It was such a cool experience. I learned that the people on Yellowstone, the whole cast and crew, are really good people. Beth Dutton, Kelly Reilly, she is just as badass in person as she is on screen. I mean, she’s a genuine spitfire, but also with a heart of gold. She made me bath salts, she encouraged me, she lifted me up. I was shocked to see that super sweet side of her because when you watch her on the screen you’re scared she’s gonna put you in a headlock.
Ryan, my love interest on the show, has become a dear friend of mine. He loves my music and is such a fan of my music and shows up to shows all the time. Sometimes I think he knows the words better than I do.”
On her beauty favorites…
Estée Lauder Double Wear Stay-in-Place Foundation ($48): “It stays on all day—it does not move. I’ll be on stage and play an hour and a half set and I’ll come off and say, ‘Dang this, this stuff really, really works. It didn’t go anywhere.’”
MAKEUP BY MARIO Master Mattes Eyeshadow Palette ($58): “I have brown eyes on some days and some days my eyes look green. This palette has a lot of really great colors for my eye colors.”
Lancôme Lash Idôle Mascara ($30): “It gives me that little boost I need so I don’t have to put on fake eyelashes. I mean, you want something a little more dramatic on stage, but normally that does it for me.”

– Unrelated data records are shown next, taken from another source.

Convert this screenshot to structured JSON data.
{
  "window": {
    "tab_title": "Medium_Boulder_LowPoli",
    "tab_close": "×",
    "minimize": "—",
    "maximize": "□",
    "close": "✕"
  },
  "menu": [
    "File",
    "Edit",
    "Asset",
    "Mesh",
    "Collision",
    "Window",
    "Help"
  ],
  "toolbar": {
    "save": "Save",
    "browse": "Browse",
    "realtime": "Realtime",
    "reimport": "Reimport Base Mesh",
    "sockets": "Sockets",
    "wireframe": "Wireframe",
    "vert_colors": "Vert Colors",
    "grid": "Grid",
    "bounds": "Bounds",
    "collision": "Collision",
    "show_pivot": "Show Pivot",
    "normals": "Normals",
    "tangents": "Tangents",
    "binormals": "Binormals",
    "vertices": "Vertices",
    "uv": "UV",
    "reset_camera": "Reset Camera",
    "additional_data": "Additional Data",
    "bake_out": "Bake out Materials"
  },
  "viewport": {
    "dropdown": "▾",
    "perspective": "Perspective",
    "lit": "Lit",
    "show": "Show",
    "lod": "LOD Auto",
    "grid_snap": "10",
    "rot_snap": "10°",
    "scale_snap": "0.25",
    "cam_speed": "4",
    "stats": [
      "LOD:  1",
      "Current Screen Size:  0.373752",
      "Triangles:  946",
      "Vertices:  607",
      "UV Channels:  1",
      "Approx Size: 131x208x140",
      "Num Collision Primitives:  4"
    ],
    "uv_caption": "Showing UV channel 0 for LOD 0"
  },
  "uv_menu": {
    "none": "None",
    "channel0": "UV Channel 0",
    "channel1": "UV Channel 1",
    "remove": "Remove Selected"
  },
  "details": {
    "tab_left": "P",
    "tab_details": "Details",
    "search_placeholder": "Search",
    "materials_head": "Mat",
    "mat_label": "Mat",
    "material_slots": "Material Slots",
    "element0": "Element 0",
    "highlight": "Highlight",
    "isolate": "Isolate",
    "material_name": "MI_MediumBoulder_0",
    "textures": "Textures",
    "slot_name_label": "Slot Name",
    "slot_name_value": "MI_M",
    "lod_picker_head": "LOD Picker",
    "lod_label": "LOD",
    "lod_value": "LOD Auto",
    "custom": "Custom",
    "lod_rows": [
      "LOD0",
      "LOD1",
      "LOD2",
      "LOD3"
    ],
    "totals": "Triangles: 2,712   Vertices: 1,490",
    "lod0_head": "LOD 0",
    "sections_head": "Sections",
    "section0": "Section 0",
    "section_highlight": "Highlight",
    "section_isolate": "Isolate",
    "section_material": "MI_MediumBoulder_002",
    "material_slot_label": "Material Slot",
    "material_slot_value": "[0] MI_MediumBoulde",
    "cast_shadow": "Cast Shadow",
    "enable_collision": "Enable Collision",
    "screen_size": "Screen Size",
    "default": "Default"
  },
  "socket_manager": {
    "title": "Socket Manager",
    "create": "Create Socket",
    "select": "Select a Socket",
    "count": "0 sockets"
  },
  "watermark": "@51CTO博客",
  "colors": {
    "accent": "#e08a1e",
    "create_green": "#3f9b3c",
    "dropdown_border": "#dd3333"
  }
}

ZO Skin Health Daily Skincare Program ($140): “Adult acne is crazy. You would have thought it would have worn off in high school, but heck no. Obagi has really helped me a lot with that. I have their Daily Skincare Program—it’s a cleanser, an exfoliator, a toner and then a Daily Power Defense brightener—and I do that morning and night.”
On taking time to relax…
“I’m really just kind of getting to a point where I’m even able to slo down. Because it has been hard; it’s been a crazy schedule. But for me, it’s about taking care of my heart and my mind, whether it’s turning on an encouraging podcast or doing some meditations. That way I can get into the mindset where I can actually pray. Because this life is so crazy that sometimes you just get caught up in a whirlwind where you have a hard time even putting your feet on the ground. And that’s another thing for me: Just going outside and putting my feet in the grass, anything like that to keep me grounded and centered. While everything’s kind of spinning around, it’s important for me to remember where I started and remember how far I’ve come.
It’s important for me to remember where I started and remember how far I’ve come.
On what’s next…
“We just started the Luke Combs stadium tour, so that’s been wild. I’ve known Luke since 2014. He used to come over to my camper trailer where I lived and we’d write music together. It’s so cool, it’s such a full-circle moment every single time I’m out there with him. It’s just crazy how far he has come. Who he is now is exactly who he was then.
I’m writing more music; I’m always writing for the next record. When I get ready to release that next record, I want to have a lot to choose from, so I gotta get down with it. And then I’m going to be doing a tour with my buddy Hardy. So lots of exciting things in the works.”